In order to prevent postoperative infectious complications, a solution can be the use of controlled Drug Delivery Systems (DDS) placed inside the eye. If the DDS is the impregnated IOL, this solution does not require an additional act of the surgeon.
Supercritical fluid technologies have been demonstrated to be a clean and effective alternative to traditional methods of drug and polymer processing. A supercritical fluid is a compound brought at a pressure higher than its critical pressure and a temperature above its critical temperature. It has specific interesting properties such as a liquid-like density and a gas-like viscosity. Supercritical carbon dioxide (P > 7.38 MPa and T > 304.21 K) has been used as an impregnation vehicle of the drug within the polymeric matrix of the IOLs. Commercially available rigid IOLs made from derivative of Poly (Methyl MethAcrylate) (PMMA) as well as foldable IOLs made from Poly 2-hydroxyethyl methacrylate (P-HEMA) have been impregnated with Dexamethasone 21-phosphate disodium, an anti-inflammatory drug, through a discontinuous process. The impregnation efficiency was determined in term of impregnation yield as well as in term of in-vitro drug release kinetics. The influence of some experimental operating conditions was studied by varying the pressure (8 and 20 MPa), the temperature (308 and 333 K), and by adding a co-solvent (ethanol). The influence of the IOLs dioptre was also studied (+8.0 D, +21.0 D, +30.0 D). The transparency and optical properties of IOLs have been characterized after each treatment.
The drug impregnation yields vary from 0.3 to 5.3 wt % (±0.2 %) for the rigid IOLs. Concerning the foldable IOLs, the impregnation yields vary from 2.1 to 7.9 wt % (±0.2 %). Depending on the impregnation process conditions, a foaming phenomenon has been observed. Indeed, in presence of dense carbon dioxide, the polymeric implants plasticize. Thus, during the depressurization step, bubbles of CO2 can be formed within the polymeric matrix. The transparency properties of the resulting IOLs are then degraded. An innovative pre-treatment step has been implemented in order to avoid this foaming phenomenon. It consists in a first step of conditioning the IOLs in presence of pure CO2 either in a static or in a dynamic mode with controlled conditions of pressurization and of depressurization (between 0.01 and 1 MPa/min). Moreover, this innovative pre-treatment step ensures a reproducible state of the implant before carrying out the impregnation, allowing therefore reproducible impregnation results. In vitro drug release studies have been performed in a solution simulating the aqueous humor. The drug release is observed during a period varying from ten to thirty days depending on the impregnation conditions.
An innovative process for the drug impregnation of IOLs has been implemented.
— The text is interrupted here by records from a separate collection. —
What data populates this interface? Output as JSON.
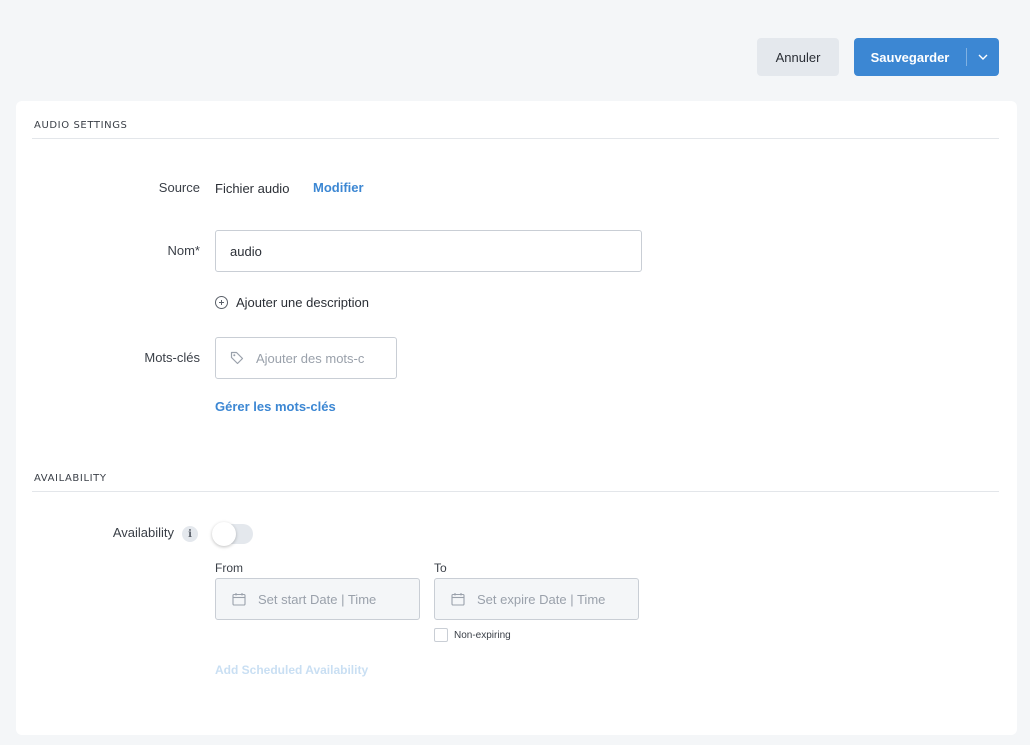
{
  "toolbar": {
    "cancel_label": "Annuler",
    "save_label": "Sauvegarder"
  },
  "audio_settings": {
    "section_title": "AUDIO SETTINGS",
    "source_label": "Source",
    "source_value": "Fichier audio",
    "modify_link": "Modifier",
    "name_label": "Nom*",
    "name_value": "audio",
    "add_description": "Ajouter une description",
    "keywords_label": "Mots-clés",
    "keywords_placeholder": "Ajouter des mots-c",
    "manage_keywords_link": "Gérer les mots-clés"
  },
  "availability": {
    "section_title": "AVAILABILITY",
    "availability_label": "Availability",
    "info_icon": "i",
    "toggle_on": false,
    "from_label": "From",
    "to_label": "To",
    "start_placeholder": "Set start Date | Time",
    "expire_placeholder": "Set expire Date | Time",
    "non_expiring_label": "Non-expiring",
    "add_scheduled_link": "Add Scheduled Availability"
  },
  "colors": {
    "accent": "#3c87d3",
    "background": "#f4f6f8",
    "card": "#ffffff"
  }
}
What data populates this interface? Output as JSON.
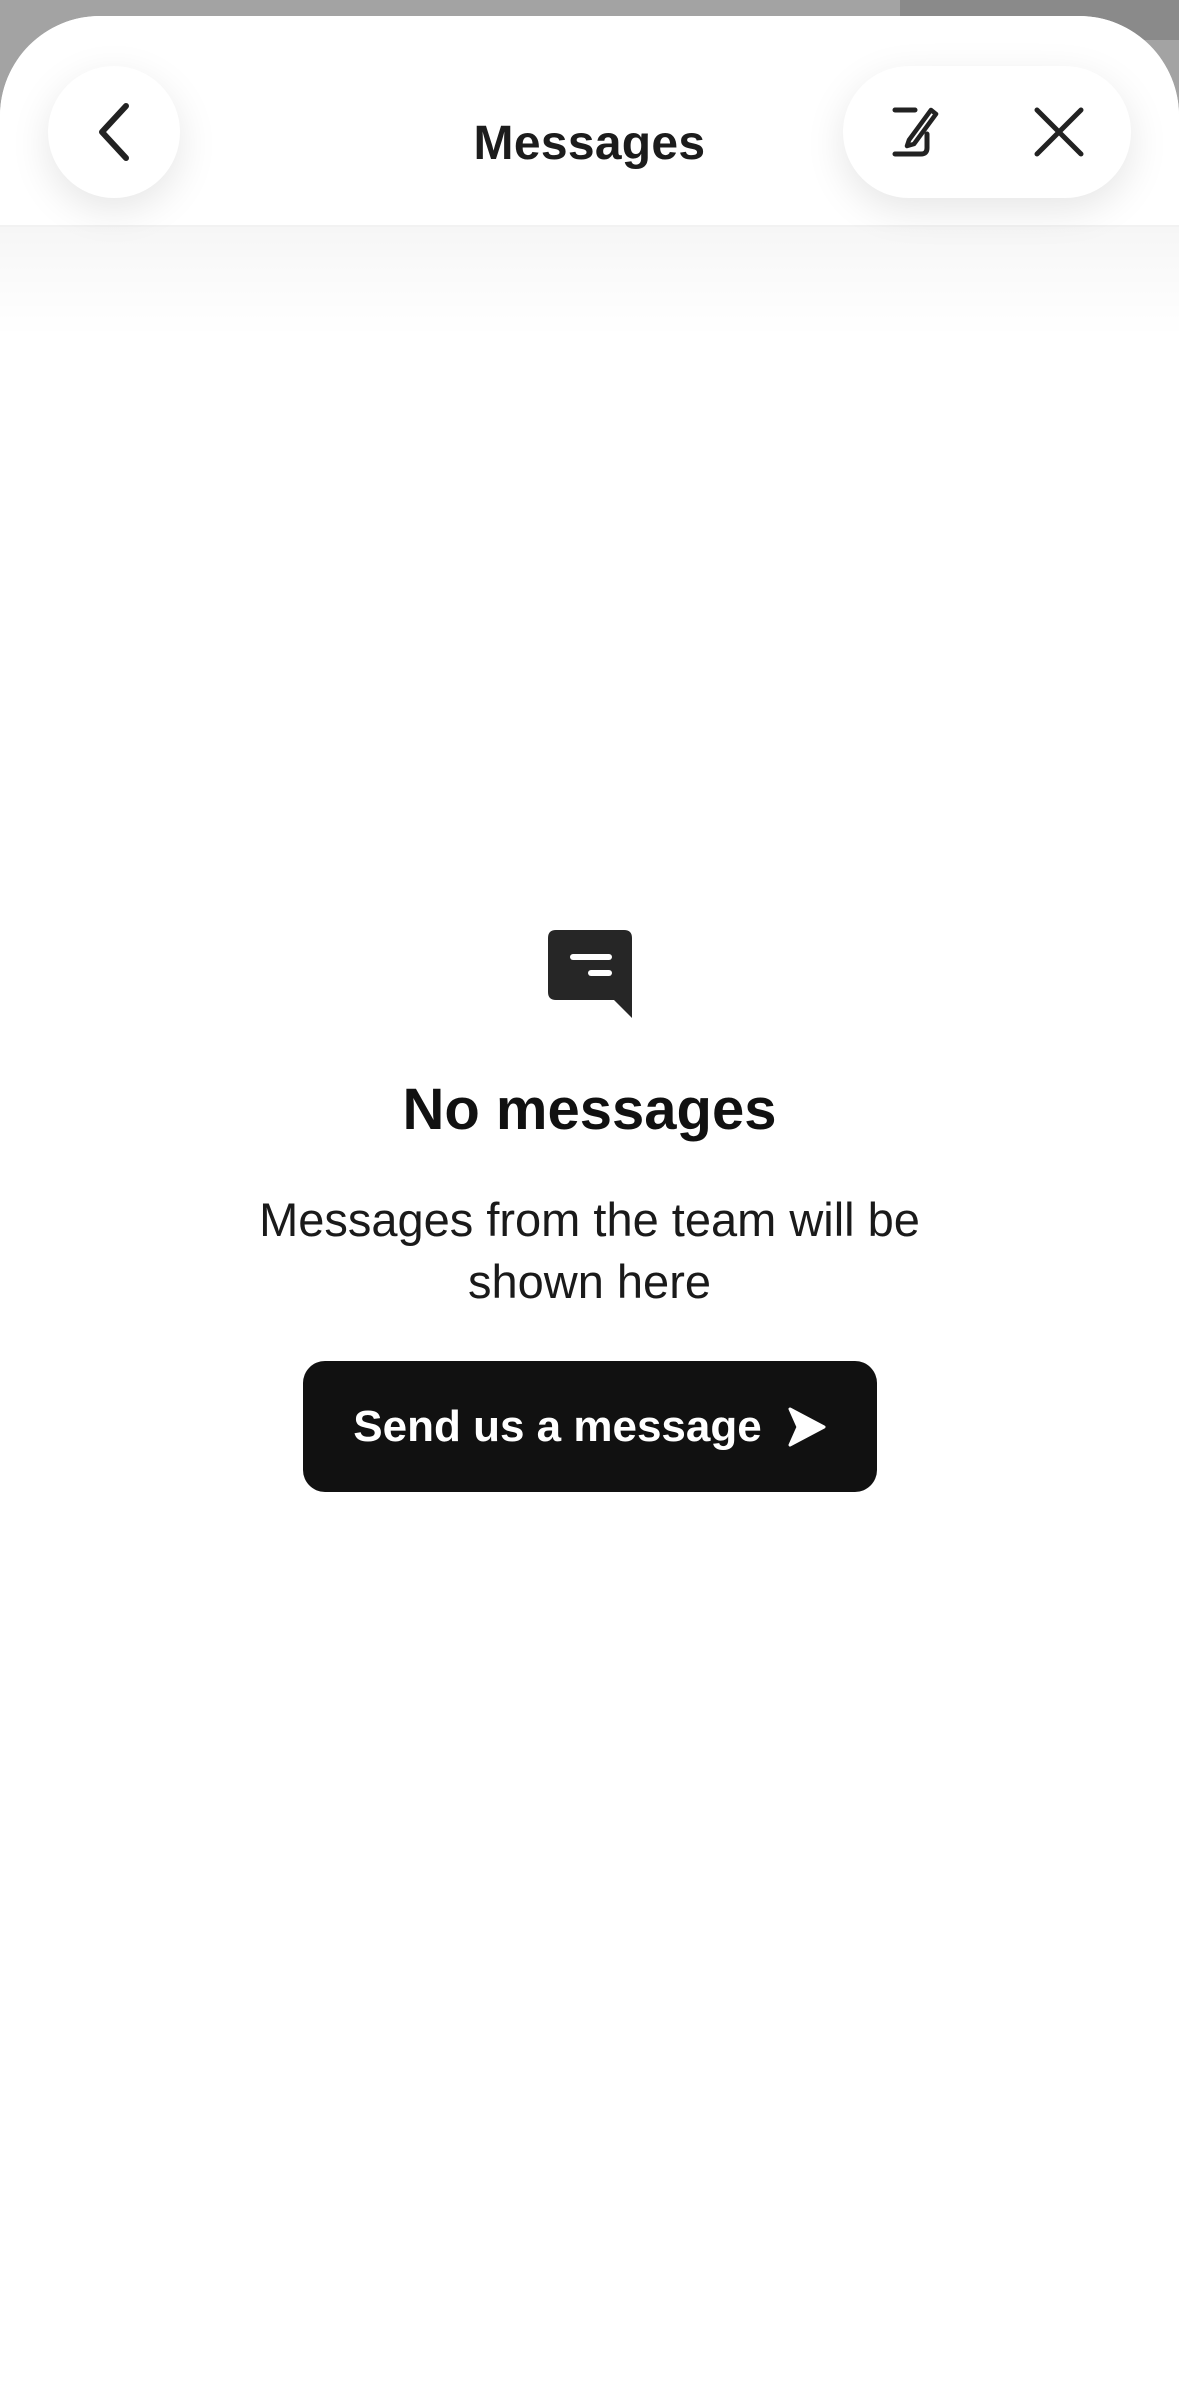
{
  "header": {
    "title": "Messages"
  },
  "empty_state": {
    "title": "No messages",
    "subtitle": "Messages from the team will be shown here",
    "button_label": "Send us a message"
  },
  "icons": {
    "back": "chevron-left-icon",
    "compose": "compose-icon",
    "close": "close-icon",
    "empty": "chat-bubble-icon",
    "send": "send-arrow-icon"
  },
  "colors": {
    "primary_button": "#111111",
    "background": "#ffffff"
  }
}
The resulting impregnated IOLs do not contain residual organic solvent traces. They can act as Drug Delivery Systems once placed in the eyes at the end of surgery. The impregnation rates obtained are significant and the in vitro drug release studies have shown that the drug is released over a period comprised between ten and thirty days. An innovative pre-treatment step has been implemented in order to avoid the foaming phenomenon. The optical properties and the transparency of the impregnated IOLs are then preserved (see figure 1). Moreover, a reproducible initial state before impregnation is obtained. Figure 1: IOL before (a) and after (b) CO2 treatment. This process applied to IOLs can also be adapted to any polymeric matrix or implant for which a drug impregnation is required. The impregnation can also be carried out using a mixture of drugs. FINANCIAL INTEREST: NONE